Coconut and other produce – Value addition
Rural life is simple in terms of daily life, behaviour, attire, social relationships, ecological friendliness etc. Simplicity is easily understood in terms of simple innovations resulting from generational experiential learning of communities.
One of the notable achievement is the formation and active ground work of Farmer Producer Company among farmers, since 2019. Procurement of fresh farm products from farmers generated much enthusiasm which included copra, turmeric and tubers. Some of the challenges faced and the way they were addressed by the FFP NABARD Odanad Farmer Producer Company Ltd’s is highlighted below.
Value addition was initiated after increasing the production of coconut, sesamum, and turmeric to marketable surplus level. Value addition can be as simple as harvesting at right time. In case of coconut, for effective marketing, harvesting should be done in the seventh month of the nut. The company could not ensure uniformity and quality drying of copra to be procured. The Farmer First programme intervened through introduction of Copra Moisture Meter at a cost of Rs. 3500-4000 per piece. The procurement process was finalised by ensuring 6 percent moisture level for the quality copra. They could ensure the moisture content by taking a sample of copra cups, inserting the knob and recording the reading.

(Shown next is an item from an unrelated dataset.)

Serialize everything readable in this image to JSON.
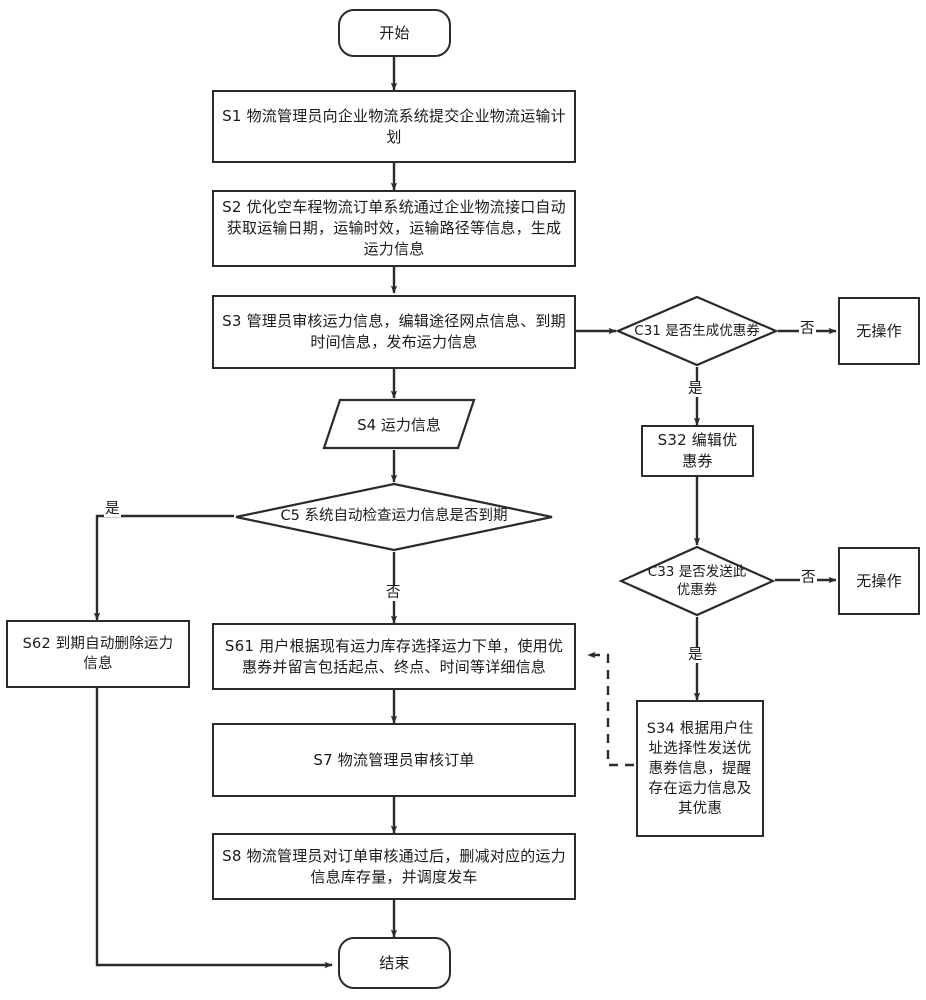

Later, coconut oil units, two Virgin Coconut Oil (VCO) and coconut based food product units and one turmeric boiler, dryer and powdering unit were established in the FFP. The scale of coconut is around 25000 nuts at present. In turmeric, processing of turmeric powder involved 3 tons of fresh turmeric. The sesamum marketing and sesamum oil marketing has been done to the tune of Rs. 15-20 lakhs per year.
In 2020, FPO focused on Pathiyoor Farmers brand. The products being marketed under the brand name are: Virgin Coconut oil (VCO), turmeric to turmeric powder, sesamum to sesamum oil, cowdung to shade dried cow dung and vermicompost from farm organic residues, Ghee and butter from desi cows. A rural ‘agrimart’ was opened for procuring and selling of these products, planting materials, cowdung, other bio inputs, vermicompost etc., under the FPO. The FPO could initiate small support during Covid pandemic in procuring farm produce on call and door delivery on demand.
The major lessons learnt have been that value addition is achievable through simple practices, through cooperation, coordination and convergence and inclusiveness of communities and how a premier research institute can promote social innovation. The major challenges confronted in this period are: acute shortage of skilled coconut climbers, mobility restrictions during covid situations, climate change induced untimely heavy rains; socio economic changes leading to rapid conversion of paddy lands to housing areas resulting in drainage problems and fragmentation. However, farming interventions remained as the silver lining during covid period with active farming, active and continued interactions through mobiles and income generation.
Principal Scientist ( Agrl.Extn.)
ICAR Central Plantation Crops Research Institute (CPCRI)
Kayamkulam, Kerala 690 533